From startups to large corporations, managing leads and converting them to sales and revenue is critical to success. Oracle Marketing Cloud recently released a Lead Scoring guide for marketers. Lead scoring is described as "an objective ranking of one sales lead against the other" and is a key part of lead generation and lead management. Here are the juicy tidbits gleaned from the guide.

Why lead scoring matters

The guide correctly highlights the one key issue facing sales teams today - the deluge of leads and prospects. How would one convert all those leads to sales? Moreover, many sales teams become discouraged when leads turn out to be poor or downright useless. Without lead scoring, excellent, revenue-generating opportunities could be missed or simply thrown away in the unending pile of leads.

The evolution of lead scoring

"BANT" is a long-standing sales process term, indicating that a lead must have a Budget, the Authority to transact the sale, a Need for the product or service, as well as a Timeline for purchase - many of us have spent weeks or months with a lead only for it to fizzle out!

However, Oracle notes that things have changed, and that the buying process from the customer point of view now involves:

  • Relying on researching websites (including yours) to gather information
  • Downloading white papers and case studies
  • Connecting with peers to verify their observations
  • Turning to social media (such as online forums) to crowdsource experience

It's described as a kind of "Digital Body Language", and it's not to be taken lightly. We've all heard of the right body language to portray to a customer but clearly any sales team needs the right digital version as well.

Lead scoring in action

So how does one implement lead scoring in real life? The guide says that the key to effective lead scoring is "formulating a way to capture, score and measure information... across people, processes and technology".

For example, one can firstly rank the "Prospect Identity", according to various categories. Let's say John Patterson, marketing manager of Cold-Pressed Organic Wine Pty Ltd, is a lead you obtained through a mailing list sign-up. How would you categorise your sale of billboard ad space to him? You might rank him as follows:

  • Pain/Need/Solution Interest: 35%
  • Job Title: 30%
  • Company Revenue: 25%
  • Lead Source: 10%

You would then map this to "Prospect Engagement", such as how interested the prospect is, such as visits to your website, response to promotions, and perhaps direct discussions by phone, email or in-person. 

Finally, you would produce a lead score and the action to be taken. For example:

  • "A" - Good fit and very interested. Send to sales queue for immediate follow up. Don't delay!
  • "B" -  The right prospect but no interest. Can be a priority but may need to communicate urgency to purchase.
  • "C" - Not the ideal prospect but very interested. Continue to nurture and learn more about the lead.
  • "D" - Wrong fit, no interest. Fulfil request, move on.

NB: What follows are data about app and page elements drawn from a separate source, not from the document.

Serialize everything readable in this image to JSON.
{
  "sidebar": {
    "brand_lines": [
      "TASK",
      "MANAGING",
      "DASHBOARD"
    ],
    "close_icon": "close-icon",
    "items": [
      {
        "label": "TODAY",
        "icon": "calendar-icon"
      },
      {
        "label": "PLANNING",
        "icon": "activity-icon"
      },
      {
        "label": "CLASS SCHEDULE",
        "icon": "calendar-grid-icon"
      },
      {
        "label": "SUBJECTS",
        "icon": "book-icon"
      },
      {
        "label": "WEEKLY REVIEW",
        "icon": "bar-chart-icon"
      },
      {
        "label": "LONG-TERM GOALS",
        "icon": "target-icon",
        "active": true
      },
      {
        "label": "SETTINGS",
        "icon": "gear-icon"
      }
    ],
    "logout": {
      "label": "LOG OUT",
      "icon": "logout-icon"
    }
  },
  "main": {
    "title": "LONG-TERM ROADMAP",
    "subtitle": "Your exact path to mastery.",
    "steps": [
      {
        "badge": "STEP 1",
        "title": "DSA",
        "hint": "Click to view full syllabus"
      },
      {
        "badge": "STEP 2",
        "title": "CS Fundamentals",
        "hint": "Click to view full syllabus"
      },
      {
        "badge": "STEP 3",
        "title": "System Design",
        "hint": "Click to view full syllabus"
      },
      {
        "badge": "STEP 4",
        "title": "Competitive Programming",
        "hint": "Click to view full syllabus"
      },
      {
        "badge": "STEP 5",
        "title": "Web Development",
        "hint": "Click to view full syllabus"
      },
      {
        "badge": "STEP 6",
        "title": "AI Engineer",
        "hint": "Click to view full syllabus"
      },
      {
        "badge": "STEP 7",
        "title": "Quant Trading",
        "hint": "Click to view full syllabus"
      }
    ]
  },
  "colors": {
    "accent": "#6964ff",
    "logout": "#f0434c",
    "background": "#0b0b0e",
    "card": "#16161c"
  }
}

Conclusion

We've obviously only scratched the surface of lead scoring in this article - but you can clearly see the potential benefits of implementing lead scoring. Oracle highlights several success stories such as Molex, a global manufacturer, increasing their sales pipeline by almost 400% and ADP, a business services company, which increased their revenue by almost 50%. 

How about you? Maybe it's time to try lead scoring, with the help of professionals. Team Wired is standing by with our hybrid sales bundle and lead generation services. Speak to us today about sorting out your leads and turning them into sustained sales and revenue.

Photo credit: Flickr/Murat Ertürk. Research credit: "Lead scoring guide for modern marketers" by Oracle Marketing Cloud.